There is a scene in Neil Jordan’s adaptation of Graham Greene’s The End of the Affair in which the hero, a novelist called Maurice Bendrix (Ralph Fiennes), and his married lover, Sarah Miles (Julianne Moore), go to a movie based on one of one of Bendrix’s novels. As they sit in the smoke-filled fleapit, we see Bendrix leaning over to his companion and whispering, “It’s not what I wrote.”
She replies: “You can’t keep saying that.”
That’s Neil Jordan’s little postmodern joke—which doubles, presumably, as a message to the critics. But Jordan appears not to understand that the objection to his movie is not that it is not what Graham Greene wrote but that it is false in certain fundamental ways to what Greene intended and what actually produces the emotional heat and light of the novel. But under the circumstances, we should be grateful that this movie isn’t any worse than it is. In fact, enough of Greene’s story survives undimmed, in spite of all that Jordan can do to dim it, that the film is just about worth seeing.
Jordan’s mistakes begin with the casting. Both Mr Fiennes and Miss Moore are far too pretty to look right amidst the bleakness of wartime Britain, and they spend an improbable amount of time with their clothes off. Nor can any number of chalk-striped wool suits make Stephen Rea in the role of Henry, the cuckolded husband, look or talk like a British civil servant circa 1945. In general, the costumes by Sandy Powell, who won an Oscar for Shakespeare in Love, the production design by Anthony Pratt and the photography by Roger Pratt all work together to produce an excellent period feel to the film. The cars, the clothes, the furnishings, even a lot of the clipped and laconic dialogue, are carefully recreated, and only the people look out of place.
Most egregiously, Jordan blithely kicks away one of the pillars on which Greene’s narrative rested, namely the old-fashioned code of the gentleman as to what you do and do not talk about with another gentleman whose wife you are sleeping with. In both the novel and the movie, Henry knows that Bendrix has been and possibly still is his wife’s lover; in both they become friends anyway. But in the film, they talk about this odd state of affairs while in the novel they do not. This may seem like a trivial or unimportant difference, but its consequences are huge. At once the illusion of war-time London, so carefully and admirably built up in every other way, is shattered completely and irrevocably, a victim of the everlasting chatter begotten of the therapeutic culture of our own time.
Jordan either does not see or chooses to ignore the fact that the Bendrix-Henry friendship absolutely depends on their manly reticence about what they both know but cannot talk about while Sarah is alive. Once they open their mouths about it, their friendship ceases to be one manifestation of the mute defiance of human response to the hammerblows of fate—or God—and takes on a decidedly contemporary and kinky cast. Does, we wonder, Henry “get off” on the idea of the affair between his wife and Bendrix? Neil Jordan seems to think so, as he brings forward the moment at which Bendrix moves in with Henry so that the two of them can take turns nursing her during an illness whose dragging out is part of the same process. Sarah in the novel is felled almost by a thunderbolt, like the V-1 that nearly kills Bendrix, and this keeps in the forefront of our attention Greene’s use of chance and accident to represent the apparent arbitrariness of God.

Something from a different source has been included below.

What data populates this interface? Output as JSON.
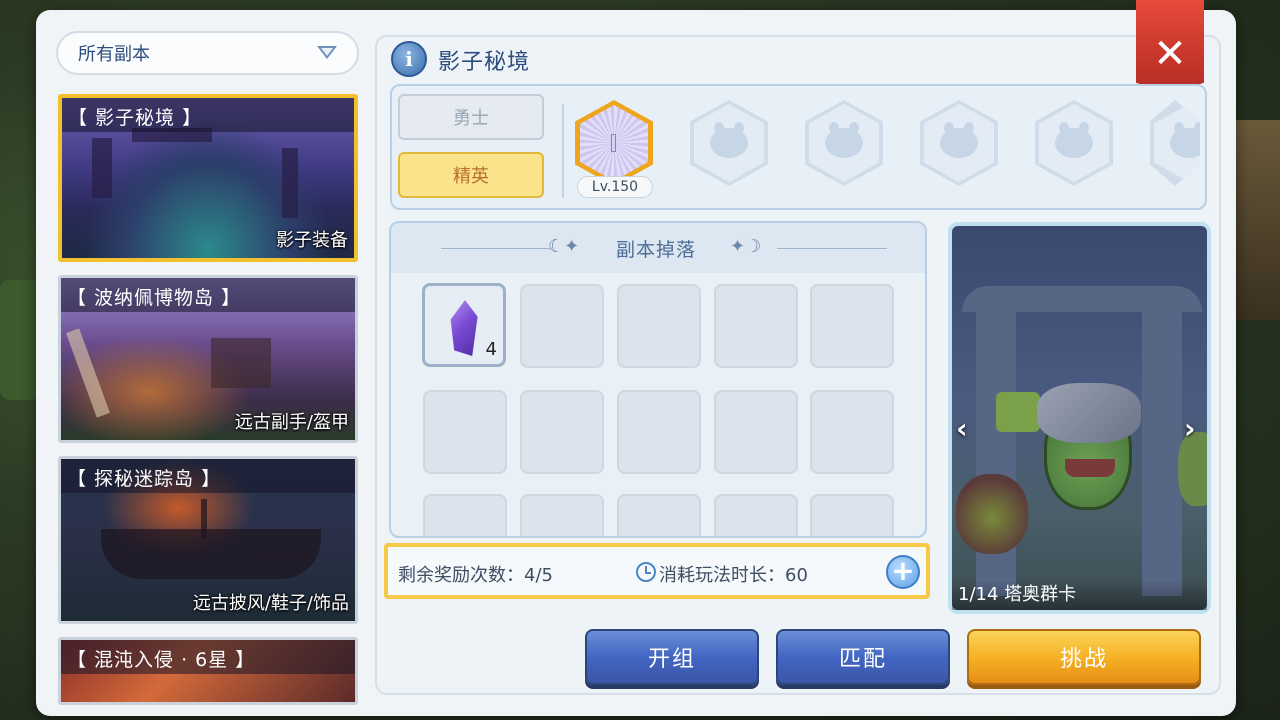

Yet it must be said that Jordan’s film does win points for its surprising respectfulness towards religion. True, very little survives of Greene’s fatalistic sense of being hunted down by a God he almost equally loved and hated. Bendrix says (mostly in voiceover) Greene’s words, but they don’t carry much conviction. It is also a mistake, I think, to omit the rationalist preacher, leaving Bendrix alone to make the anti-God case. But Sarah’s conversion is treated not as we would expect from Hollywood, as a species of lunacy, but with some delicacy and even sympathy. Even here, however, Jordan stumbles. He makes her go back on her promise to God to give Bendrix up, in fact to run off with him for a dirty weekend in Brighton—a detail of utterly un-Greenean tawdriness (as opposed to the many tawdrinesses that are very Greenean indeed).
But to make Sarah relapse is to treat a sacred vow with a jarring and, I suspect, a contemporary insouciance which suggests the lack of seriousness with which the film approaches religion, even when it tries to be respectful. Jordan is able to grasp and to reproduce the piquancy of Sarah’s being unfaithful to her adulterous lover not with another man but with, of all things, faith. But he doesn’t seem to have any real religious feelings of his own and so cannot make us feel the power of Bendrix’s defiance: “I hate you, God. I hate you as though you existed.” It takes a lot of existential energy to produce this paradox, and Jordan hasn’t got it. Even as delivered by the excellent Mr. Fiennes, such a line looks out of place here. It is, however, just about enough to remind us of the momentousness of the question of faith for Graham Greene and for those who read him in the almost unimaginable past of only half a century ago.